(Beginning of Dataset content)

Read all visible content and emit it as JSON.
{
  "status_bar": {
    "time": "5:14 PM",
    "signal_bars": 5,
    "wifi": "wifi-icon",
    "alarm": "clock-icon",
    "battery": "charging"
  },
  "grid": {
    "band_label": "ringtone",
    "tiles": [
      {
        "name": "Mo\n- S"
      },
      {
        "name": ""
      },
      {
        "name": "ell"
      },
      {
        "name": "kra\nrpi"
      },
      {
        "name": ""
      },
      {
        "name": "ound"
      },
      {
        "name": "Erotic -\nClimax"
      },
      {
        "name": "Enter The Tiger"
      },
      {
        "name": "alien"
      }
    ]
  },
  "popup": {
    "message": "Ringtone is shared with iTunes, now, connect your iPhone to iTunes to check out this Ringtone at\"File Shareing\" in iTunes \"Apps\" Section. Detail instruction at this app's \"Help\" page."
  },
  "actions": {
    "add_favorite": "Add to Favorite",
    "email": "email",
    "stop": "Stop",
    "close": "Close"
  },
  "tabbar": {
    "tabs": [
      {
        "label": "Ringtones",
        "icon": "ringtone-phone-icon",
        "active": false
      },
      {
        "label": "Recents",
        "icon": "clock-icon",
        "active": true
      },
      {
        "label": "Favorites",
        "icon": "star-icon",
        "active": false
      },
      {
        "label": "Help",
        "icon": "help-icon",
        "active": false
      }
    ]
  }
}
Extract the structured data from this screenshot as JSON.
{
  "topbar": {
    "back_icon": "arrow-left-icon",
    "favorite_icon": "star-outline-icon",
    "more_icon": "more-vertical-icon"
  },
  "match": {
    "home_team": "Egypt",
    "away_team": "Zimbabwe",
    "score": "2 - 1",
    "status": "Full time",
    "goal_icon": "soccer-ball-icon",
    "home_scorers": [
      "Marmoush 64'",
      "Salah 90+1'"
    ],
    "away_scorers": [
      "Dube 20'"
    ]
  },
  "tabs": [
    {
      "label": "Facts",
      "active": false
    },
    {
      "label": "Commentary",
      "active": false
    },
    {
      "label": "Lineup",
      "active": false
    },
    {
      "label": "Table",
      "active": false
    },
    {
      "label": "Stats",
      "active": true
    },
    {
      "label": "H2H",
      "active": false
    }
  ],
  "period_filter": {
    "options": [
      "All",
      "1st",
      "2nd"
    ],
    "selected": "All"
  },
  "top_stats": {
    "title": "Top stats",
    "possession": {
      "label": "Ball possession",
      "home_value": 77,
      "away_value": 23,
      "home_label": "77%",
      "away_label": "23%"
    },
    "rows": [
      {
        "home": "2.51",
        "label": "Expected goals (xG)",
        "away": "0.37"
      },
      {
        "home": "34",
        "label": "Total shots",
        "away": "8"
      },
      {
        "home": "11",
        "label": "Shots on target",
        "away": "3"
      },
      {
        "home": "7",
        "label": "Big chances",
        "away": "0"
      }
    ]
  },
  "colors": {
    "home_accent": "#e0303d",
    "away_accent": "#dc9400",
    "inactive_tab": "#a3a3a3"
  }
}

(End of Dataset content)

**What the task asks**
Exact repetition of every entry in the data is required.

**Expected output**
Read all visible content and emit it as JSON.
{
  "status_bar": {
    "time": "5:14 PM",
    "signal_bars": 5,
    "wifi": "wifi-icon",
    "alarm": "clock-icon",
    "battery": "charging"
  },
  "grid": {
    "band_label": "ringtone",
    "tiles": [
      {
        "name": "Mo\n- S"
      },
      {
        "name": ""
      },
      {
        "name": "ell"
      },
      {
        "name": "kra\nrpi"
      },
      {
        "name": ""
      },
      {
        "name": "ound"
      },
      {
        "name": "Erotic -\nClimax"
      },
      {
        "name": "Enter The Tiger"
      },
      {
        "name": "alien"
      }
    ]
  },
  "popup": {
    "message": "Ringtone is shared with iTunes, now, connect your iPhone to iTunes to check out this Ringtone at\"File Shareing\" in iTunes \"Apps\" Section. Detail instruction at this app's \"Help\" page."
  },
  "actions": {
    "add_favorite": "Add to Favorite",
    "email": "email",
    "stop": "Stop",
    "close": "Close"
  },
  "tabbar": {
    "tabs": [
      {
        "label": "Ringtones",
        "icon": "ringtone-phone-icon",
        "active": false
      },
      {
        "label": "Recents",
        "icon": "clock-icon",
        "active": true
      },
      {
        "label": "Favorites",
        "icon": "star-icon",
        "active": false
      },
      {
        "label": "Help",
        "icon": "help-icon",
        "active": false
      }
    ]
  }
}
Extract the structured data from this screenshot as JSON.
{
  "topbar": {
    "back_icon": "arrow-left-icon",
    "favorite_icon": "star-outline-icon",
    "more_icon": "more-vertical-icon"
  },
  "match": {
    "home_team": "Egypt",
    "away_team": "Zimbabwe",
    "score": "2 - 1",
    "status": "Full time",
    "goal_icon": "soccer-ball-icon",
    "home_scorers": [
      "Marmoush 64'",
      "Salah 90+1'"
    ],
    "away_scorers": [
      "Dube 20'"
    ]
  },
  "tabs": [
    {
      "label": "Facts",
      "active": false
    },
    {
      "label": "Commentary",
      "active": false
    },
    {
      "label": "Lineup",
      "active": false
    },
    {
      "label": "Table",
      "active": false
    },
    {
      "label": "Stats",
      "active": true
    },
    {
      "label": "H2H",
      "active": false
    }
  ],
  "period_filter": {
    "options": [
      "All",
      "1st",
      "2nd"
    ],
    "selected": "All"
  },
  "top_stats": {
    "title": "Top stats",
    "possession": {
      "label": "Ball possession",
      "home_value": 77,
      "away_value": 23,
      "home_label": "77%",
      "away_label": "23%"
    },
    "rows": [
      {
        "home": "2.51",
        "label": "Expected goals (xG)",
        "away": "0.37"
      },
      {
        "home": "34",
        "label": "Total shots",
        "away": "8"
      },
      {
        "home": "11",
        "label": "Shots on target",
        "away": "3"
      },
      {
        "home": "7",
        "label": "Big chances",
        "away": "0"
      }
    ]
  },
  "colors": {
    "home_accent": "#e0303d",
    "away_accent": "#dc9400",
    "inactive_tab": "#a3a3a3"
  }
}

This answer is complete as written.